It was only when I held the covers (or fake Sadie books) in my hands that I realized they weren’t true to the tone of the novel; the story focuses on the often turbulent nature of relationships and the madness of the arts (and of course the madness that is family :p), but it does it with a wink and a smile—there’s plenty of playfulness in there. And that’s what was missing from the covers we had in our hands: a sense of fun and adventure.

Then Maria got involved . . .

Maria & Moi

(That’s Maria, my girlfriend. She’s a very beautiful and talented woman, and she can do an incredible dolphin impression. Anyway . . .)

The three of us sat down, drank tea and chucked around ideas. Then Chloë went away, worked her magic like she always does, and came back with a brilliant new design (something of a redesign of cover 1).

So, let me reveal to you the latest draft of the cover for my novel. This is close to the finished version; only small changes will be made in the coming weeks. Here it is:

Leaving_Sadie_Final_NEW-01

Like it? Let me know what you like about it! Hate it? Tough shit, buddy!

Thanks again for all the comments and help along the way. And thanks to Chloë for being incredibly patient and for her unique talent. You can check out her work on her website.

More updates on the novel coming soon!

Until next time, I will be in the bar, with my head on the bar . . .

The greatest bookstore of them all?

 

McLeod’s bookstore, which can be found in downtown Vancouver, is a real gem.

The place has order among the disorder, despite first impressions: books are stacked everywhere – left, right and centre – the place genuinely looks like a bomb has hit it (and the owner just couldn’t be arsed cleaning up the resulting mess), and yet whenever I go in there with something in mind, I always manage to find it. There is an A-Z of fiction section, of course, it’s just that it’s surrounded by great walls of books – big, beautiful old walls straight out of the dreams of bibliophiles everywhere; walls that protect us and teach us and take us on journeys that will stay with us for life (sometimes).
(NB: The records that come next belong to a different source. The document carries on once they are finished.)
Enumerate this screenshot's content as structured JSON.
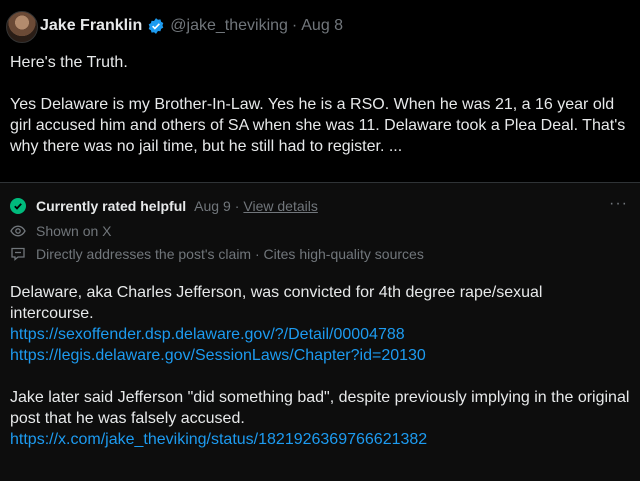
{
  "post": {
    "author_name": "Jake Franklin",
    "handle": "@jake_theviking",
    "separator": "·",
    "date": "Aug 8",
    "paragraphs": [
      "Here's the Truth.",
      "Yes Delaware is my Brother-In-Law. Yes he is a RSO. When he was 21, a 16 year old girl accused him and others of SA when she was 11. Delaware took a Plea Deal. That's why there was no jail time, but he still had to register. ..."
    ]
  },
  "note": {
    "status": "Currently rated helpful",
    "date": "Aug 9",
    "separator": "·",
    "view_details": "View details",
    "more": "···",
    "shown_on": "Shown on X",
    "reasons": "Directly addresses the post's claim · Cites high-quality sources",
    "body_1": "Delaware, aka Charles Jefferson, was convicted for 4th degree rape/sexual intercourse.",
    "link_1": "https://sexoffender.dsp.delaware.gov/?/Detail/00004788",
    "link_2": "https://legis.delaware.gov/SessionLaws/Chapter?id=20130",
    "body_2": "Jake later said Jefferson \"did something bad\", despite previously implying in the original post that he was falsely accused.",
    "link_3": "https://x.com/jake_theviking/status/1821926369766621382"
  },
  "colors": {
    "background": "#000000",
    "text": "#e7e9ea",
    "muted": "#71767b",
    "link": "#1d9bf0",
    "verified": "#1d9bf0",
    "helpful": "#00ba7c"
  }
}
This place has been referred to as “Canada’s finest antiquarian bookstore”, and that’s a fair description (although I do love The Wee Book Inn which can be found in Edmonton, Alberta). MacLeods (sounds like “mac louds”) is owned by one Don Stewart. Mr. Stewart always comes across calm, matter-of-fact and full of knowledge, and I suspect he’s told some great tales himself over the years.

This time around I was enjoying that unmistakable woody smell of old books as I wandered the aisles looking for short fiction by Ivan Turgenev. As usual, my adventure to find one book ended with me discovering many more, and I left with six in total (you can see them all below).

Have you made any trips to your local bookstore recently? If so, what did you get? And how was the bookstore? If it’s anything like MacLeod’s, I imagine you’ll be returning very soon—and leaving with more than you’d planned on bringing home.

Until next time, I will be in the bar, with my head on the bar . . .

 

dav